*** Begin section ***

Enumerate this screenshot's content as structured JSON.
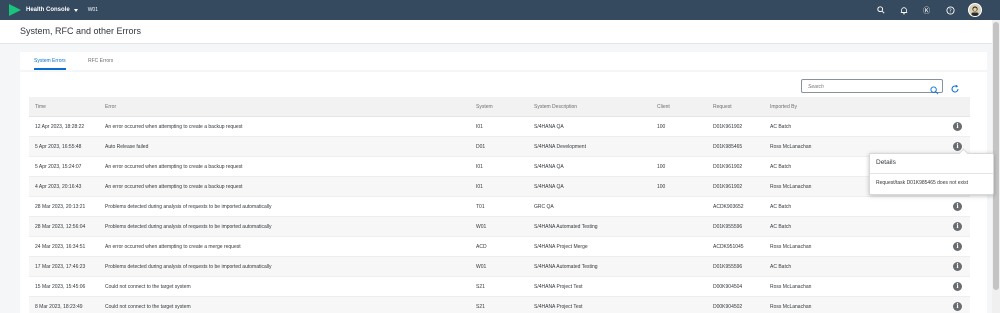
{
  "shell": {
    "app_title": "Health Console",
    "system": "W01",
    "icons": [
      "search-icon",
      "bell-icon",
      "settings-icon",
      "help-icon",
      "avatar-icon"
    ]
  },
  "page": {
    "title": "System, RFC and other Errors"
  },
  "tabs": [
    {
      "label": "System Errors",
      "active": true
    },
    {
      "label": "RFC Errors",
      "active": false
    }
  ],
  "search": {
    "placeholder": "Search",
    "value": ""
  },
  "table": {
    "columns": [
      "Time",
      "Error",
      "System",
      "System Description",
      "Client",
      "Request",
      "Imported By"
    ],
    "rows": [
      [
        "12 Apr 2023, 18:28:22",
        "An error occurred when attempting to create a backup request",
        "I01",
        "S/4HANA QA",
        "100",
        "D01K961902",
        "AC Batch"
      ],
      [
        "5 Apr 2023, 16:55:48",
        "Auto Release failed",
        "D01",
        "S/4HANA Development",
        "",
        "D01K985465",
        "Ross McLanachan"
      ],
      [
        "5 Apr 2023, 15:24:07",
        "An error occurred when attempting to create a backup request",
        "I01",
        "S/4HANA QA",
        "100",
        "D01K961902",
        "AC Batch"
      ],
      [
        "4 Apr 2023, 20:16:43",
        "An error occurred when attempting to create a backup request",
        "I01",
        "S/4HANA QA",
        "100",
        "D01K961902",
        "Ross McLanachan"
      ],
      [
        "28 Mar 2023, 20:13:21",
        "Problems detected during analysis of requests to be imported automatically",
        "T01",
        "GRC QA",
        "",
        "ACDK903652",
        "AC Batch"
      ],
      [
        "28 Mar 2023, 12:56:04",
        "Problems detected during analysis of requests to be imported automatically",
        "W01",
        "S/4HANA Automated Testing",
        "",
        "D01K955596",
        "AC Batch"
      ],
      [
        "24 Mar 2023, 16:34:51",
        "An error occurred when attempting to create a merge request",
        "ACD",
        "S/4HANA Project Merge",
        "",
        "ACDK951045",
        "Ross McLanachan"
      ],
      [
        "17 Mar 2023, 17:46:23",
        "Problems detected during analysis of requests to be imported automatically",
        "W01",
        "S/4HANA Automated Testing",
        "",
        "D01K955596",
        "AC Batch"
      ],
      [
        "15 Mar 2023, 15:45:06",
        "Could not connect to the target system",
        "S21",
        "S/4HANA Project Test",
        "",
        "D00K904504",
        "Ross McLanachan"
      ],
      [
        "8 Mar 2023, 18:23:49",
        "Could not connect to the target system",
        "S21",
        "S/4HANA Project Test",
        "",
        "D00K904502",
        "Ross McLanachan"
      ]
    ]
  },
  "popover": {
    "title": "Details",
    "message": "Request/task D01K985465 does not exist"
  },
  "colors": {
    "shell": "#354a5f",
    "accent": "#0a6ed1",
    "logo": "#1bc47d"
  }
}
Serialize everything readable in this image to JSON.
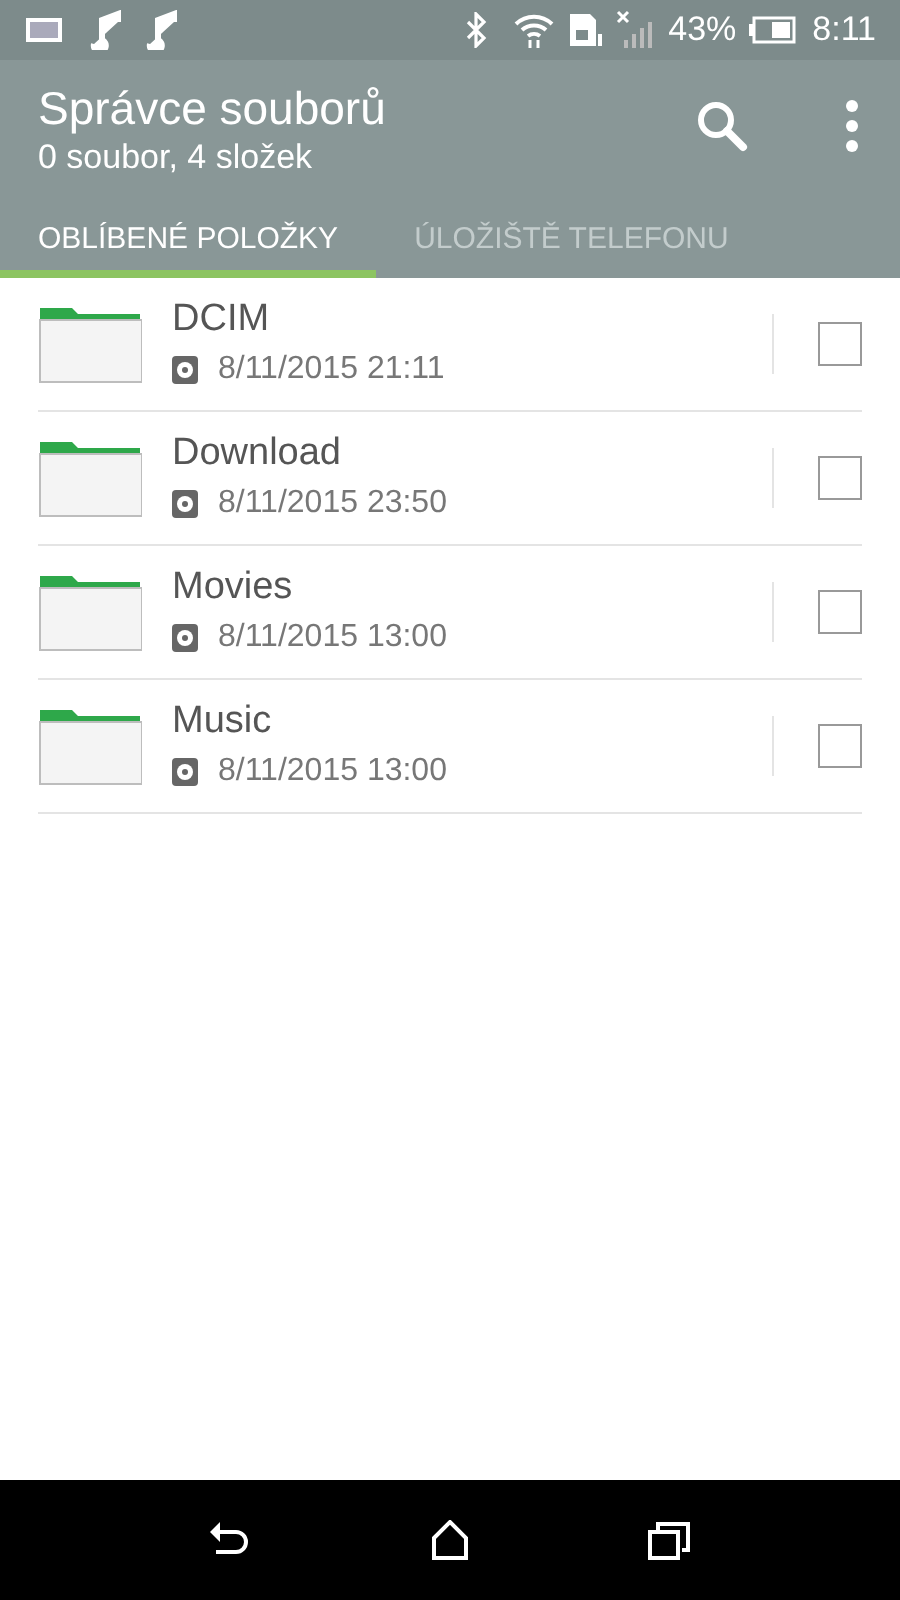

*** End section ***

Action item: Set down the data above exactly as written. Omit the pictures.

Solved problem:
Enumerate this screenshot's content as structured JSON.
{
  "shell": {
    "app_title": "Health Console",
    "system": "W01",
    "icons": [
      "search-icon",
      "bell-icon",
      "settings-icon",
      "help-icon",
      "avatar-icon"
    ]
  },
  "page": {
    "title": "System, RFC and other Errors"
  },
  "tabs": [
    {
      "label": "System Errors",
      "active": true
    },
    {
      "label": "RFC Errors",
      "active": false
    }
  ],
  "search": {
    "placeholder": "Search",
    "value": ""
  },
  "table": {
    "columns": [
      "Time",
      "Error",
      "System",
      "System Description",
      "Client",
      "Request",
      "Imported By"
    ],
    "rows": [
      [
        "12 Apr 2023, 18:28:22",
        "An error occurred when attempting to create a backup request",
        "I01",
        "S/4HANA QA",
        "100",
        "D01K961902",
        "AC Batch"
      ],
      [
        "5 Apr 2023, 16:55:48",
        "Auto Release failed",
        "D01",
        "S/4HANA Development",
        "",
        "D01K985465",
        "Ross McLanachan"
      ],
      [
        "5 Apr 2023, 15:24:07",
        "An error occurred when attempting to create a backup request",
        "I01",
        "S/4HANA QA",
        "100",
        "D01K961902",
        "AC Batch"
      ],
      [
        "4 Apr 2023, 20:16:43",
        "An error occurred when attempting to create a backup request",
        "I01",
        "S/4HANA QA",
        "100",
        "D01K961902",
        "Ross McLanachan"
      ],
      [
        "28 Mar 2023, 20:13:21",
        "Problems detected during analysis of requests to be imported automatically",
        "T01",
        "GRC QA",
        "",
        "ACDK903652",
        "AC Batch"
      ],
      [
        "28 Mar 2023, 12:56:04",
        "Problems detected during analysis of requests to be imported automatically",
        "W01",
        "S/4HANA Automated Testing",
        "",
        "D01K955596",
        "AC Batch"
      ],
      [
        "24 Mar 2023, 16:34:51",
        "An error occurred when attempting to create a merge request",
        "ACD",
        "S/4HANA Project Merge",
        "",
        "ACDK951045",
        "Ross McLanachan"
      ],
      [
        "17 Mar 2023, 17:46:23",
        "Problems detected during analysis of requests to be imported automatically",
        "W01",
        "S/4HANA Automated Testing",
        "",
        "D01K955596",
        "AC Batch"
      ],
      [
        "15 Mar 2023, 15:45:06",
        "Could not connect to the target system",
        "S21",
        "S/4HANA Project Test",
        "",
        "D00K904504",
        "Ross McLanachan"
      ],
      [
        "8 Mar 2023, 18:23:49",
        "Could not connect to the target system",
        "S21",
        "S/4HANA Project Test",
        "",
        "D00K904502",
        "Ross McLanachan"
      ]
    ]
  },
  "popover": {
    "title": "Details",
    "message": "Request/task D01K985465 does not exist"
  },
  "colors": {
    "shell": "#354a5f",
    "accent": "#0a6ed1",
    "logo": "#1bc47d"
  }
}
Serialize everything readable in this image to JSON.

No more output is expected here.